The past thirty years were not easy for Lindy Chamberlain-Creighton and her ex-husband. Many Australians did not believe their story, that a dingo took their baby from a campsite in the Outback. They were so scrutinous regarding their story that some would even howle like a dingo when they passed their home.
For Lindy Chamberlain-Creighton the scrutiny and authorities lack of evidence meant serving time in jail. She was blamed for her baby’s death and sent to spend three years in jail. Eventually all charges were dropped, but it more years had to pass before a coroner finally confirmed her story. An Australian coroner announced on Tuesday that a dingo was to blame for the baby’s disappearance in the end.
Coroner Elizabeth Morris finally closed the case. She said the “evidence is sufficiently adequate, clear, cogent and exact” and it “excludes all other reasonable possibilities”. Plus, if before 1980 dingo attacks on babies were not documented, at least three fatal attacks on children have been attributed to wild dogs since then.
Lindy Chamberlain-Creighton told reporters: “We’re relieved and delighted to come to the end of this saga. No longer will Australia be able to say that dingoes are not dangerous and only attack if provoked”. “We live in a beautiful country, but it is dangerous and we would ask all Australians to beware of this and take appropriate precautions” added Lindy Chamberlain-Creighton.
Baby Azaria and her parents were out in a campsite in the Outback, near Ayers Rock. She disappeared on August 17, 1980 and the controversial circumstances were featured in a movie eight years later, called “A Cry in the Dark”. The mother was accused of killing her own daughter by using nail scissors to slash her throat so it would look like a dingo attack.

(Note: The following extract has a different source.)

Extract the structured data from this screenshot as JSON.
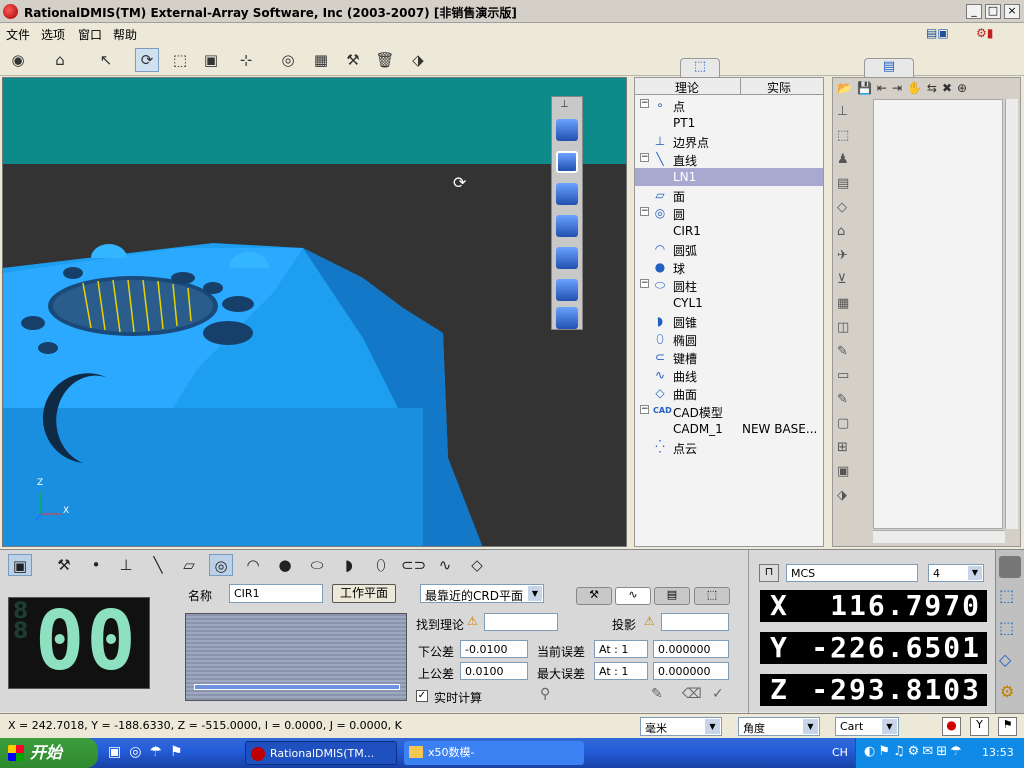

The coroner however, confirmed Lindy Chamberlain-Creighton’s story, that after Azaria was put in the tent, one or more dingoes took her and either “dragged or carried her from the area”.